Requirement >>
Write every record out again exactly as shown below.

Supplied information >>

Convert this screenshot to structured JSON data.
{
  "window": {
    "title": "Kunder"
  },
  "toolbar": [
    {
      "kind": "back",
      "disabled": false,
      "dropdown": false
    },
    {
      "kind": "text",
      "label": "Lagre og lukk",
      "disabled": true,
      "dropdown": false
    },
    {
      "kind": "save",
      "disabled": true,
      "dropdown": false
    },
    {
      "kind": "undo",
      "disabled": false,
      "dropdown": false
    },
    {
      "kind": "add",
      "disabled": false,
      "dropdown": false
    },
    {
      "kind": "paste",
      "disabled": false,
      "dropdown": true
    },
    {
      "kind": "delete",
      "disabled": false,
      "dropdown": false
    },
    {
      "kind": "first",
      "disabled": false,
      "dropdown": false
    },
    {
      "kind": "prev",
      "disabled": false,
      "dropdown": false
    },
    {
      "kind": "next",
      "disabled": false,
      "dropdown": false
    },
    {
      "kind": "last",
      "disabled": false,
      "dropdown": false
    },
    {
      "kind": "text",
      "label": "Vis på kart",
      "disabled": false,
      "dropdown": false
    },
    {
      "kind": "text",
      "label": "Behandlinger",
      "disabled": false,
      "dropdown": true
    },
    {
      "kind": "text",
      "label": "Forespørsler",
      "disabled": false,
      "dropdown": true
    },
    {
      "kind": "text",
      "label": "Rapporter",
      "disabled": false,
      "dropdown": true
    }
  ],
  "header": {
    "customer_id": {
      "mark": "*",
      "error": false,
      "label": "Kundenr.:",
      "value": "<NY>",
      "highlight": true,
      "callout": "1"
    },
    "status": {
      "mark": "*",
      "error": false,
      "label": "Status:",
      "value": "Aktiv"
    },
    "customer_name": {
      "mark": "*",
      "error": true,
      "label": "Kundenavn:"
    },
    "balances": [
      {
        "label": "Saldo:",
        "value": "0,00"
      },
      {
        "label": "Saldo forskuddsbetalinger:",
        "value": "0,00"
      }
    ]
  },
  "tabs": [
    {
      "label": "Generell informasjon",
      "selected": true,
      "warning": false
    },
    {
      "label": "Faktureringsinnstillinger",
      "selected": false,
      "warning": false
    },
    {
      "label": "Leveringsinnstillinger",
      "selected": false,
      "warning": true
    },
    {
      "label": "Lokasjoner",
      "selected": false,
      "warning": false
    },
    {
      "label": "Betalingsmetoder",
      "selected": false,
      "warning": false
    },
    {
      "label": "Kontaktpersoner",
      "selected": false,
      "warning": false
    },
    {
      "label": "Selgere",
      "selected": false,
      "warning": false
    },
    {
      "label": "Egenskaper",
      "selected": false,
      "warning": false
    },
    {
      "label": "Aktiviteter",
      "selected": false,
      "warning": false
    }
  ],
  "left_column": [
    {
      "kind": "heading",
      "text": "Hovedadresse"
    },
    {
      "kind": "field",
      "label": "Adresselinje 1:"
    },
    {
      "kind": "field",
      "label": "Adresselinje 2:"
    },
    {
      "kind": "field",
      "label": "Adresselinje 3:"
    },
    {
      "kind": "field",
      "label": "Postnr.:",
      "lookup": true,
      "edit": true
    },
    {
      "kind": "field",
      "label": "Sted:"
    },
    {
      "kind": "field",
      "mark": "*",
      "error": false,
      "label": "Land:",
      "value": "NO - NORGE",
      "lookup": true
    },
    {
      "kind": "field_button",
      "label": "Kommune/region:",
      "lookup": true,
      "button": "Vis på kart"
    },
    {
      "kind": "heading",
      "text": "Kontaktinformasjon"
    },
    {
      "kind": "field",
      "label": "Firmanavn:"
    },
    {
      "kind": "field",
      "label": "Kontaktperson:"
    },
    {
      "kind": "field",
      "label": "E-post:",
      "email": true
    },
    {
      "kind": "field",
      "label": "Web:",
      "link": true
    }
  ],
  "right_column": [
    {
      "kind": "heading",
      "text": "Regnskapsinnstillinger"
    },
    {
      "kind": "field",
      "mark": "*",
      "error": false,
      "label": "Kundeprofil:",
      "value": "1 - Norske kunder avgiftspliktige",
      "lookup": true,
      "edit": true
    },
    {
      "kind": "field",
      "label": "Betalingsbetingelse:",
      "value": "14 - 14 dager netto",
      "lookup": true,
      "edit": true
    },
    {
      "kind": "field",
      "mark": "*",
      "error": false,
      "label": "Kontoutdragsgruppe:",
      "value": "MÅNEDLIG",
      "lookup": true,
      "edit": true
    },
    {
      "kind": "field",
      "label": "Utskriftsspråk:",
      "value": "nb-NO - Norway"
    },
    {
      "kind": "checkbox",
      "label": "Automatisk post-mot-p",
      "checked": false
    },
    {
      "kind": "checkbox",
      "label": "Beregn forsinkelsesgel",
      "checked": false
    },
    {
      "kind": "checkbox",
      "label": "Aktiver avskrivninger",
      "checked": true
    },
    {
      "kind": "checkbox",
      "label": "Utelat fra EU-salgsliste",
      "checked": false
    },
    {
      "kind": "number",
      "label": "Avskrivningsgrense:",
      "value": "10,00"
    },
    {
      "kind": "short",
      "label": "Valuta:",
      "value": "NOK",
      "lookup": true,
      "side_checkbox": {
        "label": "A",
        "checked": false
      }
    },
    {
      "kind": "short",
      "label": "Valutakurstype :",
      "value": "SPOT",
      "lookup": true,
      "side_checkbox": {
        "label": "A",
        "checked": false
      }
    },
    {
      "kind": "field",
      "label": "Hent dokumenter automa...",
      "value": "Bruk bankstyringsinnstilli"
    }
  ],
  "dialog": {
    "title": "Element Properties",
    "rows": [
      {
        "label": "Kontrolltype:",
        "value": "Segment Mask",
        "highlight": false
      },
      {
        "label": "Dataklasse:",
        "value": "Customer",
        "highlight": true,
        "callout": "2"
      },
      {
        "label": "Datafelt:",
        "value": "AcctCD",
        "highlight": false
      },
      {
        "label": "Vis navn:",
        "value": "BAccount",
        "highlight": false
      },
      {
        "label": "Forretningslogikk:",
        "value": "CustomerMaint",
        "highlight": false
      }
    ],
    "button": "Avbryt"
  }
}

Written answer >>
Convert this screenshot to structured JSON data.
{
  "window": {
    "title": "Kunder"
  },
  "toolbar": [
    {
      "kind": "back",
      "disabled": false,
      "dropdown": false
    },
    {
      "kind": "text",
      "label": "Lagre og lukk",
      "disabled": true,
      "dropdown": false
    },
    {
      "kind": "save",
      "disabled": true,
      "dropdown": false
    },
    {
      "kind": "undo",
      "disabled": false,
      "dropdown": false
    },
    {
      "kind": "add",
      "disabled": false,
      "dropdown": false
    },
    {
      "kind": "paste",
      "disabled": false,
      "dropdown": true
    },
    {
      "kind": "delete",
      "disabled": false,
      "dropdown": false
    },
    {
      "kind": "first",
      "disabled": false,
      "dropdown": false
    },
    {
      "kind": "prev",
      "disabled": false,
      "dropdown": false
    },
    {
      "kind": "next",
      "disabled": false,
      "dropdown": false
    },
    {
      "kind": "last",
      "disabled": false,
      "dropdown": false
    },
    {
      "kind": "text",
      "label": "Vis på kart",
      "disabled": false,
      "dropdown": false
    },
    {
      "kind": "text",
      "label": "Behandlinger",
      "disabled": false,
      "dropdown": true
    },
    {
      "kind": "text",
      "label": "Forespørsler",
      "disabled": false,
      "dropdown": true
    },
    {
      "kind": "text",
      "label": "Rapporter",
      "disabled": false,
      "dropdown": true
    }
  ],
  "header": {
    "customer_id": {
      "mark": "*",
      "error": false,
      "label": "Kundenr.:",
      "value": "<NY>",
      "highlight": true,
      "callout": "1"
    },
    "status": {
      "mark": "*",
      "error": false,
      "label": "Status:",
      "value": "Aktiv"
    },
    "customer_name": {
      "mark": "*",
      "error": true,
      "label": "Kundenavn:"
    },
    "balances": [
      {
        "label": "Saldo:",
        "value": "0,00"
      },
      {
        "label": "Saldo forskuddsbetalinger:",
        "value": "0,00"
      }
    ]
  },
  "tabs": [
    {
      "label": "Generell informasjon",
      "selected": true,
      "warning": false
    },
    {
      "label": "Faktureringsinnstillinger",
      "selected": false,
      "warning": false
    },
    {
      "label": "Leveringsinnstillinger",
      "selected": false,
      "warning": true
    },
    {
      "label": "Lokasjoner",
      "selected": false,
      "warning": false
    },
    {
      "label": "Betalingsmetoder",
      "selected": false,
      "warning": false
    },
    {
      "label": "Kontaktpersoner",
      "selected": false,
      "warning": false
    },
    {
      "label": "Selgere",
      "selected": false,
      "warning": false
    },
    {
      "label": "Egenskaper",
      "selected": false,
      "warning": false
    },
    {
      "label": "Aktiviteter",
      "selected": false,
      "warning": false
    }
  ],
  "left_column": [
    {
      "kind": "heading",
      "text": "Hovedadresse"
    },
    {
      "kind": "field",
      "label": "Adresselinje 1:"
    },
    {
      "kind": "field",
      "label": "Adresselinje 2:"
    },
    {
      "kind": "field",
      "label": "Adresselinje 3:"
    },
    {
      "kind": "field",
      "label": "Postnr.:",
      "lookup": true,
      "edit": true
    },
    {
      "kind": "field",
      "label": "Sted:"
    },
    {
      "kind": "field",
      "mark": "*",
      "error": false,
      "label": "Land:",
      "value": "NO - NORGE",
      "lookup": true
    },
    {
      "kind": "field_button",
      "label": "Kommune/region:",
      "lookup": true,
      "button": "Vis på kart"
    },
    {
      "kind": "heading",
      "text": "Kontaktinformasjon"
    },
    {
      "kind": "field",
      "label": "Firmanavn:"
    },
    {
      "kind": "field",
      "label": "Kontaktperson:"
    },
    {
      "kind": "field",
      "label": "E-post:",
      "email": true
    },
    {
      "kind": "field",
      "label": "Web:",
      "link": true
    }
  ],
  "right_column": [
    {
      "kind": "heading",
      "text": "Regnskapsinnstillinger"
    },
    {
      "kind": "field",
      "mark": "*",
      "error": false,
      "label": "Kundeprofil:",
      "value": "1 - Norske kunder avgiftspliktige",
      "lookup": true,
      "edit": true
    },
    {
      "kind": "field",
      "label": "Betalingsbetingelse:",
      "value": "14 - 14 dager netto",
      "lookup": true,
      "edit": true
    },
    {
      "kind": "field",
      "mark": "*",
      "error": false,
      "label": "Kontoutdragsgruppe:",
      "value": "MÅNEDLIG",
      "lookup": true,
      "edit": true
    },
    {
      "kind": "field",
      "label": "Utskriftsspråk:",
      "value": "nb-NO - Norway"
    },
    {
      "kind": "checkbox",
      "label": "Automatisk post-mot-p",
      "checked": false
    },
    {
      "kind": "checkbox",
      "label": "Beregn forsinkelsesgel",
      "checked": false
    },
    {
      "kind": "checkbox",
      "label": "Aktiver avskrivninger",
      "checked": true
    },
    {
      "kind": "checkbox",
      "label": "Utelat fra EU-salgsliste",
      "checked": false
    },
    {
      "kind": "number",
      "label": "Avskrivningsgrense:",
      "value": "10,00"
    },
    {
      "kind": "short",
      "label": "Valuta:",
      "value": "NOK",
      "lookup": true,
      "side_checkbox": {
        "label": "A",
        "checked": false
      }
    },
    {
      "kind": "short",
      "label": "Valutakurstype :",
      "value": "SPOT",
      "lookup": true,
      "side_checkbox": {
        "label": "A",
        "checked": false
      }
    },
    {
      "kind": "field",
      "label": "Hent dokumenter automa...",
      "value": "Bruk bankstyringsinnstilli"
    }
  ],
  "dialog": {
    "title": "Element Properties",
    "rows": [
      {
        "label": "Kontrolltype:",
        "value": "Segment Mask",
        "highlight": false
      },
      {
        "label": "Dataklasse:",
        "value": "Customer",
        "highlight": true,
        "callout": "2"
      },
      {
        "label": "Datafelt:",
        "value": "AcctCD",
        "highlight": false
      },
      {
        "label": "Vis navn:",
        "value": "BAccount",
        "highlight": false
      },
      {
        "label": "Forretningslogikk:",
        "value": "CustomerMaint",
        "highlight": false
      }
    ],
    "button": "Avbryt"
  }
}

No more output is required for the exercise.